On the Complexity of the BOLD Response to Painful Heat, Relationship of the Response with Self-Assessment of Pain and Implications for FMRI Sensitivity to Analgesic Treatment

Alexandre Coimbra1,2, Richard Baumgartner, 2,3, Sonya Apreleva, 2,3, Jaymin Upadhyay, 2,4, Adam Schwarz, 2,5, Julie Anderson, 2,4, Lauren Nutile, 2,4, Gautam Pendse, 2,4, James Bishop, 2,4, Ed George, ,2,4, Smiriti Iyengar, 2,5, David Bleakman, 2,5, Richard Hargreaves, 2,6, Jeff Evelhoch1,2, Lino Becerra, 2,4, David Borsook, 2,4

1Imaging, Merck Research Laboratories, West Point, PA, United States; 2Imaging Consortium for Drug Development, Belmont, MA, United States; 3Biometrics, Merck Research Laboratories, Rahway, NJ, United States; 4PAIN, McLean Group, Belmont, MA, United States; 5Lilly Research Laboratories, Indianapolis, IN, United States; 6Neurosciences, Merck Research Laboratories, West Point, PA, United States

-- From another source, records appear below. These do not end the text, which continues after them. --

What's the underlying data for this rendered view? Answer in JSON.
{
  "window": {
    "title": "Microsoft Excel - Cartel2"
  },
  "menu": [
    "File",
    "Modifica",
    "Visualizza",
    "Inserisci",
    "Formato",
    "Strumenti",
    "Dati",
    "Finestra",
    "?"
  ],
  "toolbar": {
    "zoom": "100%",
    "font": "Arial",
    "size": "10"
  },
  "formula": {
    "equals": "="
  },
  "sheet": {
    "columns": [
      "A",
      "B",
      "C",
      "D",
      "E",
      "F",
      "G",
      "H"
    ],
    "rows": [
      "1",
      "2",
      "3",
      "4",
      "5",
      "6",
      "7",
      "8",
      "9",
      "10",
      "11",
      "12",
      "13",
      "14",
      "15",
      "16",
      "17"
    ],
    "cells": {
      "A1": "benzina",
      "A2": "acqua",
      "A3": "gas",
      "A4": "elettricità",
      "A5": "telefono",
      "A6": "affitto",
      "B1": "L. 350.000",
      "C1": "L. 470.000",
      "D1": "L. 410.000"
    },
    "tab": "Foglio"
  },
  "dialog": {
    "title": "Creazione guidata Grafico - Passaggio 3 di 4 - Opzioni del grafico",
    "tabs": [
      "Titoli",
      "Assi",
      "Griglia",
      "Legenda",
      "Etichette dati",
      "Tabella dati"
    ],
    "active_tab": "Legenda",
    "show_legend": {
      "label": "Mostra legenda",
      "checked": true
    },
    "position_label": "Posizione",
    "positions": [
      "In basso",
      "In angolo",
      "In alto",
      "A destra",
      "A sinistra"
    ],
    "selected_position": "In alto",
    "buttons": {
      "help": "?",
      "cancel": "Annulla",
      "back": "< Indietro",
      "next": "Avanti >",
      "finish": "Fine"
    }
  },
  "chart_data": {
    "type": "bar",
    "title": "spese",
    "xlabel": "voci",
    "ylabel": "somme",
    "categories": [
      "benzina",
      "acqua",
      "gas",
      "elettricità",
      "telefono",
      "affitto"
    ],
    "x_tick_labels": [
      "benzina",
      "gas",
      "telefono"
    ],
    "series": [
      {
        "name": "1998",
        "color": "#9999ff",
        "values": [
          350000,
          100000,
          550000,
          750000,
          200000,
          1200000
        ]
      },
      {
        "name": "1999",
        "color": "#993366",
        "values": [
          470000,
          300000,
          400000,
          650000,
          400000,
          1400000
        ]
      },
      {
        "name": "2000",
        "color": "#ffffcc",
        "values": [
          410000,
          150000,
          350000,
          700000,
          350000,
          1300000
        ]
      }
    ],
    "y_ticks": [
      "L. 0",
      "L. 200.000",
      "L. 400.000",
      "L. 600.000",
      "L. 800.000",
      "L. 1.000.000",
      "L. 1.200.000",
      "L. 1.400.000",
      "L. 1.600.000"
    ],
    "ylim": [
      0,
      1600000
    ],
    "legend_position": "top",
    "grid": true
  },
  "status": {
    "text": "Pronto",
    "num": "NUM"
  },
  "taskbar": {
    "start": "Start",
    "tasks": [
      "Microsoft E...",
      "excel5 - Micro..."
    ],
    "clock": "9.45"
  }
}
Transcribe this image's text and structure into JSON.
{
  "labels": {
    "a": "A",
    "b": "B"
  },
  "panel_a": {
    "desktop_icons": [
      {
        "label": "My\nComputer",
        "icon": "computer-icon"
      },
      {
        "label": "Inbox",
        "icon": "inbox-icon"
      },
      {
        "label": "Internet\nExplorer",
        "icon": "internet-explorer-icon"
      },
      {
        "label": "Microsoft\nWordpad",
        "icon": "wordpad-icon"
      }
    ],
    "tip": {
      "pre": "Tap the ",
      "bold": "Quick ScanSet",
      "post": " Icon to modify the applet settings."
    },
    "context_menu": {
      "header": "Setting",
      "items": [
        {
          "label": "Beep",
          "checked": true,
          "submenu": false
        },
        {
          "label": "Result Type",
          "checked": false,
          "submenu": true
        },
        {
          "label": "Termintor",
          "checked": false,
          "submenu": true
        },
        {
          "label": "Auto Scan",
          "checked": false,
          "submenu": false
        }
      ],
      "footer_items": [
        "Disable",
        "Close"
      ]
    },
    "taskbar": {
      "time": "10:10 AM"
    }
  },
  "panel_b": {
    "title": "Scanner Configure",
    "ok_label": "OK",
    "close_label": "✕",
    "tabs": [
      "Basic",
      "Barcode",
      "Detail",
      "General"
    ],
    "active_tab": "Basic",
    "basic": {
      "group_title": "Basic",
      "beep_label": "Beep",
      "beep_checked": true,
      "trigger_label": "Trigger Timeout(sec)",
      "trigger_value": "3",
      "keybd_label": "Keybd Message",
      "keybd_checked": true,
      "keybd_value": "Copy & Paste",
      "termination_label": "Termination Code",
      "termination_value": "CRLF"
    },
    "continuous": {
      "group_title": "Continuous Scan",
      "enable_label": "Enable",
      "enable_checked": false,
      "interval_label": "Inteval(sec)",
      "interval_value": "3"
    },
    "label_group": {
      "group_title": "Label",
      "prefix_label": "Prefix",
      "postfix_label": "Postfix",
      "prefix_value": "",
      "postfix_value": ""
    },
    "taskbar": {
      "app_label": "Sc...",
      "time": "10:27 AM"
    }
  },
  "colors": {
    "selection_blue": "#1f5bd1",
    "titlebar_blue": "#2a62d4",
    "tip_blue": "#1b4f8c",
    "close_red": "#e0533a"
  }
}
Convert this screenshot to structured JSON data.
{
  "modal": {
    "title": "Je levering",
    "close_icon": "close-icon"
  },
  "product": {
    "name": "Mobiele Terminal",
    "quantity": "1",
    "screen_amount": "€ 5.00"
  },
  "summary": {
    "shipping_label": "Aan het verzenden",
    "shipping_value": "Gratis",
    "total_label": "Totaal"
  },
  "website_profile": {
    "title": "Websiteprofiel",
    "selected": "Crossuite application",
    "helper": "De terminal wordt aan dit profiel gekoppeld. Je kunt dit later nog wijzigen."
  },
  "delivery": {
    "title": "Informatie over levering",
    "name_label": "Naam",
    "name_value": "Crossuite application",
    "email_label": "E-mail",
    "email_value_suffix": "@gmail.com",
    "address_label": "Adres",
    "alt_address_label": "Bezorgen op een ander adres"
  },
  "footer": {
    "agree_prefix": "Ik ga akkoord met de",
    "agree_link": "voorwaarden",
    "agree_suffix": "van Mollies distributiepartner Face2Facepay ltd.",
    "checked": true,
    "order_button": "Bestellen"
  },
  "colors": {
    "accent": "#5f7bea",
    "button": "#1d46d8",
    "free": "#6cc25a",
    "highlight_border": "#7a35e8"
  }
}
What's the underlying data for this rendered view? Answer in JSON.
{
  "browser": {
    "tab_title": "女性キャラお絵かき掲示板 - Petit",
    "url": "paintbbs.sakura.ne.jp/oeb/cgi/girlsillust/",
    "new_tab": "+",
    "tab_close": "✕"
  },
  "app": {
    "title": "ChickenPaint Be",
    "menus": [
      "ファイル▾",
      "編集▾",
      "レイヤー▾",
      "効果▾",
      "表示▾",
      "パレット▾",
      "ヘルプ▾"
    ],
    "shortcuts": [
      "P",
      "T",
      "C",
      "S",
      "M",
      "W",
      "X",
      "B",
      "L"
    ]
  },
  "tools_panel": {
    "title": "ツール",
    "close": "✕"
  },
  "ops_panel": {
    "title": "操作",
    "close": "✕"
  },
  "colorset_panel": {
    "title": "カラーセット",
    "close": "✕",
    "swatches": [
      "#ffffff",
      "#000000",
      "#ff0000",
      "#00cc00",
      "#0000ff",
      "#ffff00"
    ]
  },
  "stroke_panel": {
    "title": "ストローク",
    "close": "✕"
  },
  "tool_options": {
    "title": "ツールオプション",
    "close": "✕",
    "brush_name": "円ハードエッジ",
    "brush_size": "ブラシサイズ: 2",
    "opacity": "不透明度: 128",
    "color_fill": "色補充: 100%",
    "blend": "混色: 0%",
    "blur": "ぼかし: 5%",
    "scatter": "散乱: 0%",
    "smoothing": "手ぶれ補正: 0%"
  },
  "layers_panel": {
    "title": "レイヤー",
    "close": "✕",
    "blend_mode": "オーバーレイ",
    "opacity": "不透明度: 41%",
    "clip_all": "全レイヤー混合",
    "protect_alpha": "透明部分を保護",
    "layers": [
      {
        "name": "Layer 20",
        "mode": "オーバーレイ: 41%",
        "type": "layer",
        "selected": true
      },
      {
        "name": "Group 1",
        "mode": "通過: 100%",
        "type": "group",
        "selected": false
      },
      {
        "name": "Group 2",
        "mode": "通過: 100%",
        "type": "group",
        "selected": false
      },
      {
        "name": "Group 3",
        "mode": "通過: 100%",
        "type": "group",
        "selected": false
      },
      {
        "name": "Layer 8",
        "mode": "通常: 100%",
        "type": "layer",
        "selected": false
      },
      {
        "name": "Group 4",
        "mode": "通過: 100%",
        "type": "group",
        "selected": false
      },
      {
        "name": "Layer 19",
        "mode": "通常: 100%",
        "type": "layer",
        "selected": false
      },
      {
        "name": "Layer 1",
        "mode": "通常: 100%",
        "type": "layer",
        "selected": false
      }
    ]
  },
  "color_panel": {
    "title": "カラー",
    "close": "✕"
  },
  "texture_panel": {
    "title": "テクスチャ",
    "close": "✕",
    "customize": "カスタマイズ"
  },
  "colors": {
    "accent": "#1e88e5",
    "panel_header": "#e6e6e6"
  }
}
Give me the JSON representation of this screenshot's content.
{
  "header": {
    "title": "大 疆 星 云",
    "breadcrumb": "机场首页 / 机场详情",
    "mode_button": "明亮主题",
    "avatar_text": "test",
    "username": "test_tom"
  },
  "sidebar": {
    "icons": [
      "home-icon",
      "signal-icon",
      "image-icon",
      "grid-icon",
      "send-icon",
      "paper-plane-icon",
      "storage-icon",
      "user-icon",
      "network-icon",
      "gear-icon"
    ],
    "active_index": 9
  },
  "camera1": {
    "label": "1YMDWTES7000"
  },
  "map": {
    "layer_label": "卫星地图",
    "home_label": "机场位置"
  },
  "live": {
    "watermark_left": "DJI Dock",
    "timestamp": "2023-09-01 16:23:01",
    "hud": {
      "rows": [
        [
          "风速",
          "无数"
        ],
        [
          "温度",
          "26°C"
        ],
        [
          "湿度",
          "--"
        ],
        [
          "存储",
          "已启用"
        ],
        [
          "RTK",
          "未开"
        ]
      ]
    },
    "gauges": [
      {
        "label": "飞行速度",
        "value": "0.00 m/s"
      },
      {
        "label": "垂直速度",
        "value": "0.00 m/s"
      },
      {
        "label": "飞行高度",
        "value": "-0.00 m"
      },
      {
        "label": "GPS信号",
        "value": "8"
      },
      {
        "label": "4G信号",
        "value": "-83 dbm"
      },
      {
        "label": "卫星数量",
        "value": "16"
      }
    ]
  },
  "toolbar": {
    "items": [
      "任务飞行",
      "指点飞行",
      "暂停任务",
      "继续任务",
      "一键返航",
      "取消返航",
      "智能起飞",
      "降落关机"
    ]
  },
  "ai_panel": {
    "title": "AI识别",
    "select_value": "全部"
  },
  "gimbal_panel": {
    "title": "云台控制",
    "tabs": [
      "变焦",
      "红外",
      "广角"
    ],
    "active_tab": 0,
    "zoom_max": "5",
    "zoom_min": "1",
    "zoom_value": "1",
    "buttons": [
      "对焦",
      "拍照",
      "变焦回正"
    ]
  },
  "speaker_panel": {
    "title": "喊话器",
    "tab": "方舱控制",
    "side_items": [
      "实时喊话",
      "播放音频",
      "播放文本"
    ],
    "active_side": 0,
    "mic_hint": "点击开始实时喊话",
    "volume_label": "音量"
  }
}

The complexity of the experience of pain is reflected in the functional MRI BOLD response to painful stimuli. Several publications reported on a biphasic BOLD response composed of an early phase closely locked with stimulus time, and a late phase which some have suggested is related to self-assessment of pain. In a placebo controlled study of painful heat, the GLM approach was used to generate quantitative measures and address the issue of sensitivity of these endpoints to Buprenorphine treatment (BUP); with a focus on endpoints related to early, stimulus-locked, and late phase modeled by self-assessment.